[Items listed in a dataset]
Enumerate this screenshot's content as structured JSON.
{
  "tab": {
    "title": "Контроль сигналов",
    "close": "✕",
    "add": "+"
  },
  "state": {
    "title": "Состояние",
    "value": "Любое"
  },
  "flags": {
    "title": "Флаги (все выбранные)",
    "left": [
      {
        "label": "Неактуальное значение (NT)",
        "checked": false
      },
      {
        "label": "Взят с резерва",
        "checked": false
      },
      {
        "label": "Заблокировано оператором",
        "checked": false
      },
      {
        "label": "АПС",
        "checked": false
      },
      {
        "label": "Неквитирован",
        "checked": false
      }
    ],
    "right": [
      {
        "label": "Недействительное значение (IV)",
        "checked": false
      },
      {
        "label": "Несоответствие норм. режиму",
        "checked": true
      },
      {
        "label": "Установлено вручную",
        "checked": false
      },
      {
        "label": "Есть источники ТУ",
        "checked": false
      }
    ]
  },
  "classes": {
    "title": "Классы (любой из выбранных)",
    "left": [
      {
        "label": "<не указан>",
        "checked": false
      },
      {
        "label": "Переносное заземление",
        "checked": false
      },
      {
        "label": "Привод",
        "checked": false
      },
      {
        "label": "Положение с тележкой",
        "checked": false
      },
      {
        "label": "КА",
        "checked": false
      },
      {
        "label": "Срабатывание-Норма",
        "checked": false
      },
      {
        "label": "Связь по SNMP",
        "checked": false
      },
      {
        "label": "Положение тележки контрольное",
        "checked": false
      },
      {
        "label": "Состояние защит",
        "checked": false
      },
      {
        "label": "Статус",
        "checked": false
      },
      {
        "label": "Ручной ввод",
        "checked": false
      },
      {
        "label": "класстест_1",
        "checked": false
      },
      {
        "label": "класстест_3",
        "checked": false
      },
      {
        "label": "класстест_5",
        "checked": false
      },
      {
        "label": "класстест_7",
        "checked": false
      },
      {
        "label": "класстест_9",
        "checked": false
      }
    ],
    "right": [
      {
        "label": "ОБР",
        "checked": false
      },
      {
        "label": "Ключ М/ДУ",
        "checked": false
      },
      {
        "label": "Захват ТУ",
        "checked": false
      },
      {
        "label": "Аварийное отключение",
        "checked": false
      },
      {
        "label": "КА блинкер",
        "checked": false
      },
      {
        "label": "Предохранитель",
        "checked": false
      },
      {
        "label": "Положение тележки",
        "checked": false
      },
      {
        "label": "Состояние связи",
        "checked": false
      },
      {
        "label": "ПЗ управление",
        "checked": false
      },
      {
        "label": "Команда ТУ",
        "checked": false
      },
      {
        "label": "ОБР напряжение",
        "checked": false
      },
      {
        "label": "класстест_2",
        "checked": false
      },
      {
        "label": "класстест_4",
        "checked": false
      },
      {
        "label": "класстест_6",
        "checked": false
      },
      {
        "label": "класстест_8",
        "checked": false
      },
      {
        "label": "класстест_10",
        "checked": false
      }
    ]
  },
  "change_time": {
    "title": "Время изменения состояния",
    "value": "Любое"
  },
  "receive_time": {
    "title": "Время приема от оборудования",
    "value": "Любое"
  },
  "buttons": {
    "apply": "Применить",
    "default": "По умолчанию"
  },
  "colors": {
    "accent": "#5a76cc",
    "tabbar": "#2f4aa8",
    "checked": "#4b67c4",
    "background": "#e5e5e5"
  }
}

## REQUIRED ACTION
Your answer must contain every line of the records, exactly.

## RESPONSE TO THE EXERCISE
Enumerate this screenshot's content as structured JSON.
{
  "tab": {
    "title": "Контроль сигналов",
    "close": "✕",
    "add": "+"
  },
  "state": {
    "title": "Состояние",
    "value": "Любое"
  },
  "flags": {
    "title": "Флаги (все выбранные)",
    "left": [
      {
        "label": "Неактуальное значение (NT)",
        "checked": false
      },
      {
        "label": "Взят с резерва",
        "checked": false
      },
      {
        "label": "Заблокировано оператором",
        "checked": false
      },
      {
        "label": "АПС",
        "checked": false
      },
      {
        "label": "Неквитирован",
        "checked": false
      }
    ],
    "right": [
      {
        "label": "Недействительное значение (IV)",
        "checked": false
      },
      {
        "label": "Несоответствие норм. режиму",
        "checked": true
      },
      {
        "label": "Установлено вручную",
        "checked": false
      },
      {
        "label": "Есть источники ТУ",
        "checked": false
      }
    ]
  },
  "classes": {
    "title": "Классы (любой из выбранных)",
    "left": [
      {
        "label": "<не указан>",
        "checked": false
      },
      {
        "label": "Переносное заземление",
        "checked": false
      },
      {
        "label": "Привод",
        "checked": false
      },
      {
        "label": "Положение с тележкой",
        "checked": false
      },
      {
        "label": "КА",
        "checked": false
      },
      {
        "label": "Срабатывание-Норма",
        "checked": false
      },
      {
        "label": "Связь по SNMP",
        "checked": false
      },
      {
        "label": "Положение тележки контрольное",
        "checked": false
      },
      {
        "label": "Состояние защит",
        "checked": false
      },
      {
        "label": "Статус",
        "checked": false
      },
      {
        "label": "Ручной ввод",
        "checked": false
      },
      {
        "label": "класстест_1",
        "checked": false
      },
      {
        "label": "класстест_3",
        "checked": false
      },
      {
        "label": "класстест_5",
        "checked": false
      },
      {
        "label": "класстест_7",
        "checked": false
      },
      {
        "label": "класстест_9",
        "checked": false
      }
    ],
    "right": [
      {
        "label": "ОБР",
        "checked": false
      },
      {
        "label": "Ключ М/ДУ",
        "checked": false
      },
      {
        "label": "Захват ТУ",
        "checked": false
      },
      {
        "label": "Аварийное отключение",
        "checked": false
      },
      {
        "label": "КА блинкер",
        "checked": false
      },
      {
        "label": "Предохранитель",
        "checked": false
      },
      {
        "label": "Положение тележки",
        "checked": false
      },
      {
        "label": "Состояние связи",
        "checked": false
      },
      {
        "label": "ПЗ управление",
        "checked": false
      },
      {
        "label": "Команда ТУ",
        "checked": false
      },
      {
        "label": "ОБР напряжение",
        "checked": false
      },
      {
        "label": "класстест_2",
        "checked": false
      },
      {
        "label": "класстест_4",
        "checked": false
      },
      {
        "label": "класстест_6",
        "checked": false
      },
      {
        "label": "класстест_8",
        "checked": false
      },
      {
        "label": "класстест_10",
        "checked": false
      }
    ]
  },
  "change_time": {
    "title": "Время изменения состояния",
    "value": "Любое"
  },
  "receive_time": {
    "title": "Время приема от оборудования",
    "value": "Любое"
  },
  "buttons": {
    "apply": "Применить",
    "default": "По умолчанию"
  },
  "colors": {
    "accent": "#5a76cc",
    "tabbar": "#2f4aa8",
    "checked": "#4b67c4",
    "background": "#e5e5e5"
  }
}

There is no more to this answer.